“I don’t know, Snookums,” I said. “They filled a cavity I didn’t know I had; now they want me to stay here and wait while they develop X-Rays and they’re talking about putting me under, and I have a meeting in an hour… I just don’t want to be here. My mouth hurts and I just don’t want to be here.” We chatted for a few minutes longer, then Dagmar said, “You just fill out your form. Take it up to the desk when the secretary’s phone rings.”
“What?” I asked. But she’d hung up already. I mentally shrugged to myself and filled out my form, rubbing my aching jaw, pausing every now and then to reflect on my upcoming misery. I still felt bruised from the dentist, now I gotta go back for more. Just as I finished the form, the secretary’s phone rang. I reluctantly took the paper up to the desk, shuffling my feet. The secretary was still talking on the phone. I set the form down. I just don’t want to be here, I thought. The secretary wasn’t paying any attention to me. I gazed wistfully out the front door for a moment, wishing I was elsewhere, anywhere, then glanced back at the secretary. She was laughing into the phone now, not paying the slightest bit of attention…
I bolted. Out the door I ran. I was in the car and on the road in about twenty seconds. My cell phone rang. It was Dagmar. “I vunder if the secretary has noticed you’ve left,” she said.
“How did you know I was gonna run away?” I asked.

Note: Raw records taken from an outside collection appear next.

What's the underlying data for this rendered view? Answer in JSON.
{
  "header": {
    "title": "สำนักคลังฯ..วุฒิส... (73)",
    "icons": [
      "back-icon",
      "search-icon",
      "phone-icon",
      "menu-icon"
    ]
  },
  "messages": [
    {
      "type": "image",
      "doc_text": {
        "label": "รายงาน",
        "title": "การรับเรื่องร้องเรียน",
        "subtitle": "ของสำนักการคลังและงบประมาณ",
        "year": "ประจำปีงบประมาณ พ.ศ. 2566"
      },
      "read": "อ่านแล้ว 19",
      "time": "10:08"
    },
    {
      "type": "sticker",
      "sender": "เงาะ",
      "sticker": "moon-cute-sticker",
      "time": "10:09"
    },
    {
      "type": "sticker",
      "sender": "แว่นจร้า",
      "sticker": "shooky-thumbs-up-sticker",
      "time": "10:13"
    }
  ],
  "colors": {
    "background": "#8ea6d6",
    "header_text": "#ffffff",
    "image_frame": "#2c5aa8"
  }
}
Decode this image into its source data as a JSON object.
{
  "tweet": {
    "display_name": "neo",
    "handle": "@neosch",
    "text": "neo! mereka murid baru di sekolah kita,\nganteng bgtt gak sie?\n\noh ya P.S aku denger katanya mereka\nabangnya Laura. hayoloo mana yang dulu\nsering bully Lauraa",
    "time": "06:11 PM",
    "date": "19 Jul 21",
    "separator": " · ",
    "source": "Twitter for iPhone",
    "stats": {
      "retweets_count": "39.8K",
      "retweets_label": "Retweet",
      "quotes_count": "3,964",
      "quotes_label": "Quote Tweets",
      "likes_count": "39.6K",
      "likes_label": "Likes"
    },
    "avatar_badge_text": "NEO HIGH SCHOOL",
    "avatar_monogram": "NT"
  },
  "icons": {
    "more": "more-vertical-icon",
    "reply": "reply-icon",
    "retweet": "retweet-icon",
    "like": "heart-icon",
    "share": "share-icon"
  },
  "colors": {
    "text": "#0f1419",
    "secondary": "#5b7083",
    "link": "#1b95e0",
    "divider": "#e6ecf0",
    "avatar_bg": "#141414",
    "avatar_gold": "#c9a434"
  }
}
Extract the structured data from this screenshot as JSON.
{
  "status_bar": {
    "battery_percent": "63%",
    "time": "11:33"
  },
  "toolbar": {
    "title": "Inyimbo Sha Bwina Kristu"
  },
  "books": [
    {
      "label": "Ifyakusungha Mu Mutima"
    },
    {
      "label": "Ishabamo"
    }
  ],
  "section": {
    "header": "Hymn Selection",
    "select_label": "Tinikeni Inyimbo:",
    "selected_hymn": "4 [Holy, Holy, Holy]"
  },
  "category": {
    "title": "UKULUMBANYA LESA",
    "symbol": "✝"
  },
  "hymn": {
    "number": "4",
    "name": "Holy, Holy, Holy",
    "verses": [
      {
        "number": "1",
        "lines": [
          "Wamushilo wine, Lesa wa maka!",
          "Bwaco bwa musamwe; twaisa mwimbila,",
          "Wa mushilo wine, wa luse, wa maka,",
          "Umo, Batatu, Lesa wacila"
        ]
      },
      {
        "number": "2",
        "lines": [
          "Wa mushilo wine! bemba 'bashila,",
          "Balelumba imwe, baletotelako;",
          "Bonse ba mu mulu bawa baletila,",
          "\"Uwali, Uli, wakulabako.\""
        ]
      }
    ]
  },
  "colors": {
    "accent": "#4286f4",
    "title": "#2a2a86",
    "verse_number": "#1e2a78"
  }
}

“I know you very well,” she said. “Just who do you think the secretary was talking to, anyway?”